[TASK]
The word "folder" marks the lines to keep; find each one in the data and copy it.

**** ENTRIES SUPPLIED

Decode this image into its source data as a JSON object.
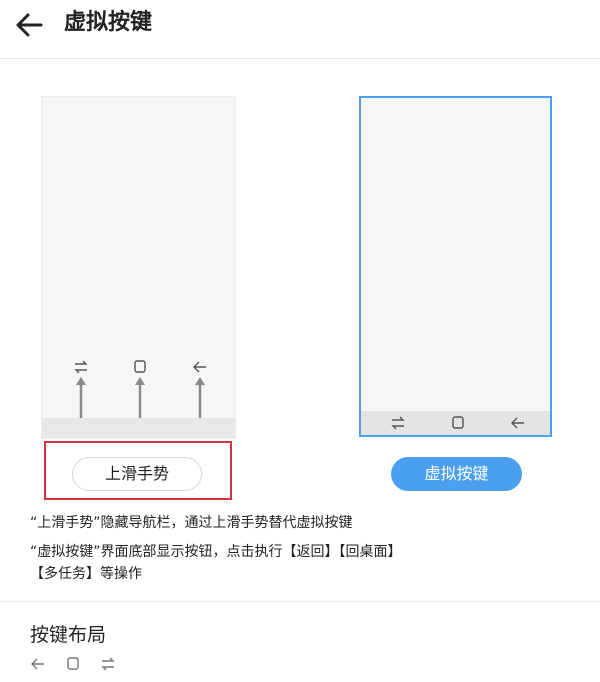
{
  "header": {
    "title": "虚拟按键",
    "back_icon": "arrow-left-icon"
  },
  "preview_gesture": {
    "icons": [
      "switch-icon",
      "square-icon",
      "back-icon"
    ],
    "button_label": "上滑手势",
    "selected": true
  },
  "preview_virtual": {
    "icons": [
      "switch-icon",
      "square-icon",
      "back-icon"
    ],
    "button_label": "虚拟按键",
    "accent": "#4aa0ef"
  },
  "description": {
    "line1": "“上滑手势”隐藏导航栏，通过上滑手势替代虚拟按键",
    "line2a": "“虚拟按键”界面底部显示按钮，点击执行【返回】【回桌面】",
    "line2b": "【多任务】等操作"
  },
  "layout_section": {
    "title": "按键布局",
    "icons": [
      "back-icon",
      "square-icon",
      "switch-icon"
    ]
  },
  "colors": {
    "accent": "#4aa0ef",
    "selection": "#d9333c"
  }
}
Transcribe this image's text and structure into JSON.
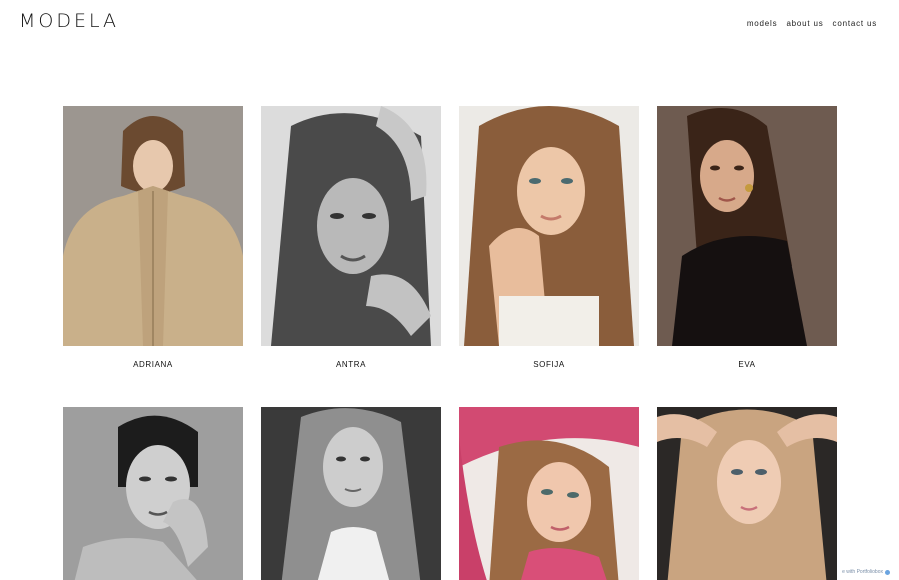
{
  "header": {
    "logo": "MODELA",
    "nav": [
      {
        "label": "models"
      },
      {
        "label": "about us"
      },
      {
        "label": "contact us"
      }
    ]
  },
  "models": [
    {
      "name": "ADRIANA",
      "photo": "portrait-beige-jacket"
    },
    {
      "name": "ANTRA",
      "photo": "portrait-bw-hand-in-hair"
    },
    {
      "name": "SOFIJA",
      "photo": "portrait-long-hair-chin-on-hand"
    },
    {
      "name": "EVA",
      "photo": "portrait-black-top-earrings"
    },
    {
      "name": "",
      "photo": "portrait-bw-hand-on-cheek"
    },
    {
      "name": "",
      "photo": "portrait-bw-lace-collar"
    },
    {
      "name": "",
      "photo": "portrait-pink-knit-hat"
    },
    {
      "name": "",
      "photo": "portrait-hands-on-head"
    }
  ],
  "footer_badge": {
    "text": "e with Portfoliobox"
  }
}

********
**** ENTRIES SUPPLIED

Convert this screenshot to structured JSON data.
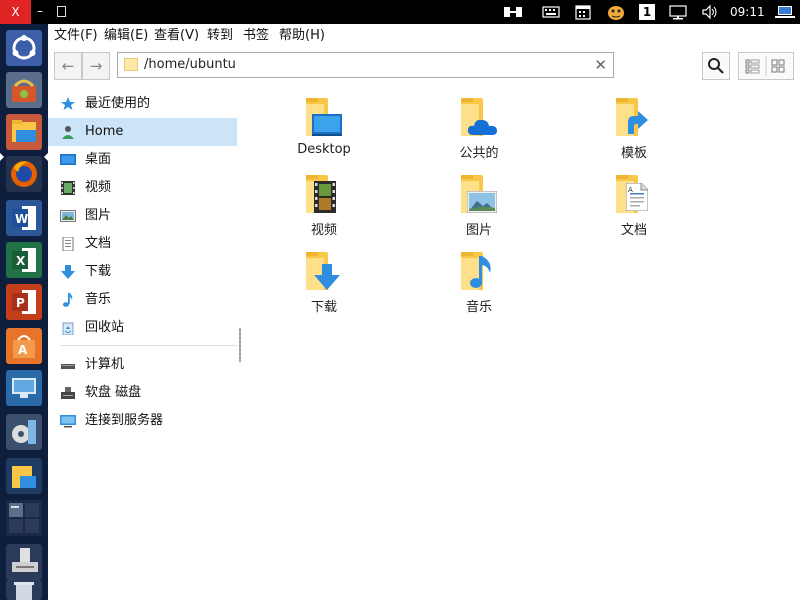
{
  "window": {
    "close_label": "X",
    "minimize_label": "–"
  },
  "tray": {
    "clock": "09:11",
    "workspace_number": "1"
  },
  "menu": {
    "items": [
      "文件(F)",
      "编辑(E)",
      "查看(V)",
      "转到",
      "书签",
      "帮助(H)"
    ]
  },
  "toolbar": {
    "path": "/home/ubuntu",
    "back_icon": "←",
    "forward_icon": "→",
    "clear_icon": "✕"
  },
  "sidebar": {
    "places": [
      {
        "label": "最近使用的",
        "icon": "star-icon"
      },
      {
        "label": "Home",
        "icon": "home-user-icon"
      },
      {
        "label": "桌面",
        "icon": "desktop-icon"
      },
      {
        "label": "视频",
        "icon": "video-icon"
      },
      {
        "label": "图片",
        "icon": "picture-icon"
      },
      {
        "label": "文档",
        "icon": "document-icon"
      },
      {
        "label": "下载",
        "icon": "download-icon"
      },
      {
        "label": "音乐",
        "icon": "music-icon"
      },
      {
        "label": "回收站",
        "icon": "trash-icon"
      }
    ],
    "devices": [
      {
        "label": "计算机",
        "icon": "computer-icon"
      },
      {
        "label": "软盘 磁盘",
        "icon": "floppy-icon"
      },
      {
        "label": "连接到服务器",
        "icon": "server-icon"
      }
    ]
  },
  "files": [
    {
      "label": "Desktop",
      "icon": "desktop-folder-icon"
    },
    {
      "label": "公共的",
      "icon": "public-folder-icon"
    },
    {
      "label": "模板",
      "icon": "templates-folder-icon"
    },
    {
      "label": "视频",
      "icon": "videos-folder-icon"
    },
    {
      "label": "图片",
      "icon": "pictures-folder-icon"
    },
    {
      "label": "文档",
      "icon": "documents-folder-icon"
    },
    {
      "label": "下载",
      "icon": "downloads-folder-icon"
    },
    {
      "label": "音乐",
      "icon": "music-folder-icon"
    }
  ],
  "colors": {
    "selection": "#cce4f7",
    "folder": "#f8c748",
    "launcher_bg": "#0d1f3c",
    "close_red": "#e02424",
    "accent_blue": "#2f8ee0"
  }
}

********

[WRITTEN ANSWER]
      "icon": "desktop-folder-icon"
      "icon": "public-folder-icon"
      "icon": "templates-folder-icon"
      "icon": "videos-folder-icon"
      "icon": "pictures-folder-icon"
      "icon": "documents-folder-icon"
      "icon": "downloads-folder-icon"
      "icon": "music-folder-icon"
    "folder": "#f8c748",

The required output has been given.